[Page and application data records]
-.-.-

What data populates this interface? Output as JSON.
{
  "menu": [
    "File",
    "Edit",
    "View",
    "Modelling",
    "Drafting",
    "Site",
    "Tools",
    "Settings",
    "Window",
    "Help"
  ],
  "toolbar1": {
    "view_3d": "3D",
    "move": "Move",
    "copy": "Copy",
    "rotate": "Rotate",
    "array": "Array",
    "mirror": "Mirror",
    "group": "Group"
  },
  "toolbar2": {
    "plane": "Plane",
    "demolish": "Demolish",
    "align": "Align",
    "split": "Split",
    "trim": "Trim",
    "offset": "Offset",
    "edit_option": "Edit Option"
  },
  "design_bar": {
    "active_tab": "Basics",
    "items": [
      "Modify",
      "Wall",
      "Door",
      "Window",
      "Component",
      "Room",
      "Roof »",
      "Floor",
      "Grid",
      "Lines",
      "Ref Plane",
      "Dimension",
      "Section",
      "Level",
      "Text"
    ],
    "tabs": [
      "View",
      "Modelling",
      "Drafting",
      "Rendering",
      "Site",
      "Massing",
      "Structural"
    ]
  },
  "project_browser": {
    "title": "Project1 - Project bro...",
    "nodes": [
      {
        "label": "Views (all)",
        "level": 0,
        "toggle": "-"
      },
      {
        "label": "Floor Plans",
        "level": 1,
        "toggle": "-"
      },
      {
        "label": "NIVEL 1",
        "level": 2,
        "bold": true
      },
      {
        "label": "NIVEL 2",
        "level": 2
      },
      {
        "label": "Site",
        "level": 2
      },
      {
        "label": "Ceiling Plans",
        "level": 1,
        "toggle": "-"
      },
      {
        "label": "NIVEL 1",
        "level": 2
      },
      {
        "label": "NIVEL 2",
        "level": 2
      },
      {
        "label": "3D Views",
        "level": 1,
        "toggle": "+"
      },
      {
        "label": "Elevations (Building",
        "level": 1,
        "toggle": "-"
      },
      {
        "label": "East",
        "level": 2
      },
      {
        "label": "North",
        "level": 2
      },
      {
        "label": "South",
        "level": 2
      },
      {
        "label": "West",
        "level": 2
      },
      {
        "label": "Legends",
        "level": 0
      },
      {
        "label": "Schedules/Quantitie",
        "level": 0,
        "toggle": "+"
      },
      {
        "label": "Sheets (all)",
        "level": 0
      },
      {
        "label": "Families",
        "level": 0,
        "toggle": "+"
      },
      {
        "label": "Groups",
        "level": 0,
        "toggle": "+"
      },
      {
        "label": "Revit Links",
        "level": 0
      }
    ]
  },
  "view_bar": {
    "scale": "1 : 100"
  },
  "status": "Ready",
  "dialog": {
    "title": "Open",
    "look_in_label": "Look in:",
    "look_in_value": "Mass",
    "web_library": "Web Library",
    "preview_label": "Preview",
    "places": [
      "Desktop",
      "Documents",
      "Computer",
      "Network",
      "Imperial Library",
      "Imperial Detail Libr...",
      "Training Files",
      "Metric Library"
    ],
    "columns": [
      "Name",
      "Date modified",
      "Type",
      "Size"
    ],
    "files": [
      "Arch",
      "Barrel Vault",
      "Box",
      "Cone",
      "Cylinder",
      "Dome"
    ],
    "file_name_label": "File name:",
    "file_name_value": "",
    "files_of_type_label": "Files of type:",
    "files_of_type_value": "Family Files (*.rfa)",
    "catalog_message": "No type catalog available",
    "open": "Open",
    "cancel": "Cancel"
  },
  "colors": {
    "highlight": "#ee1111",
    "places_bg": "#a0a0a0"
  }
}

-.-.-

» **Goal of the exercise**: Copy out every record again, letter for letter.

» **Response for this exercise**:
What data populates this interface? Output as JSON.
{
  "menu": [
    "File",
    "Edit",
    "View",
    "Modelling",
    "Drafting",
    "Site",
    "Tools",
    "Settings",
    "Window",
    "Help"
  ],
  "toolbar1": {
    "view_3d": "3D",
    "move": "Move",
    "copy": "Copy",
    "rotate": "Rotate",
    "array": "Array",
    "mirror": "Mirror",
    "group": "Group"
  },
  "toolbar2": {
    "plane": "Plane",
    "demolish": "Demolish",
    "align": "Align",
    "split": "Split",
    "trim": "Trim",
    "offset": "Offset",
    "edit_option": "Edit Option"
  },
  "design_bar": {
    "active_tab": "Basics",
    "items": [
      "Modify",
      "Wall",
      "Door",
      "Window",
      "Component",
      "Room",
      "Roof »",
      "Floor",
      "Grid",
      "Lines",
      "Ref Plane",
      "Dimension",
      "Section",
      "Level",
      "Text"
    ],
    "tabs": [
      "View",
      "Modelling",
      "Drafting",
      "Rendering",
      "Site",
      "Massing",
      "Structural"
    ]
  },
  "project_browser": {
    "title": "Project1 - Project bro...",
    "nodes": [
      {
        "label": "Views (all)",
        "level": 0,
        "toggle": "-"
      },
      {
        "label": "Floor Plans",
        "level": 1,
        "toggle": "-"
      },
      {
        "label": "NIVEL 1",
        "level": 2,
        "bold": true
      },
      {
        "label": "NIVEL 2",
        "level": 2
      },
      {
        "label": "Site",
        "level": 2
      },
      {
        "label": "Ceiling Plans",
        "level": 1,
        "toggle": "-"
      },
      {
        "label": "NIVEL 1",
        "level": 2
      },
      {
        "label": "NIVEL 2",
        "level": 2
      },
      {
        "label": "3D Views",
        "level": 1,
        "toggle": "+"
      },
      {
        "label": "Elevations (Building",
        "level": 1,
        "toggle": "-"
      },
      {
        "label": "East",
        "level": 2
      },
      {
        "label": "North",
        "level": 2
      },
      {
        "label": "South",
        "level": 2
      },
      {
        "label": "West",
        "level": 2
      },
      {
        "label": "Legends",
        "level": 0
      },
      {
        "label": "Schedules/Quantitie",
        "level": 0,
        "toggle": "+"
      },
      {
        "label": "Sheets (all)",
        "level": 0
      },
      {
        "label": "Families",
        "level": 0,
        "toggle": "+"
      },
      {
        "label": "Groups",
        "level": 0,
        "toggle": "+"
      },
      {
        "label": "Revit Links",
        "level": 0
      }
    ]
  },
  "view_bar": {
    "scale": "1 : 100"
  },
  "status": "Ready",
  "dialog": {
    "title": "Open",
    "look_in_label": "Look in:",
    "look_in_value": "Mass",
    "web_library": "Web Library",
    "preview_label": "Preview",
    "places": [
      "Desktop",
      "Documents",
      "Computer",
      "Network",
      "Imperial Library",
      "Imperial Detail Libr...",
      "Training Files",
      "Metric Library"
    ],
    "columns": [
      "Name",
      "Date modified",
      "Type",
      "Size"
    ],
    "files": [
      "Arch",
      "Barrel Vault",
      "Box",
      "Cone",
      "Cylinder",
      "Dome"
    ],
    "file_name_label": "File name:",
    "file_name_value": "",
    "files_of_type_label": "Files of type:",
    "files_of_type_value": "Family Files (*.rfa)",
    "catalog_message": "No type catalog available",
    "open": "Open",
    "cancel": "Cancel"
  },
  "colors": {
    "highlight": "#ee1111",
    "places_bg": "#a0a0a0"
  }
}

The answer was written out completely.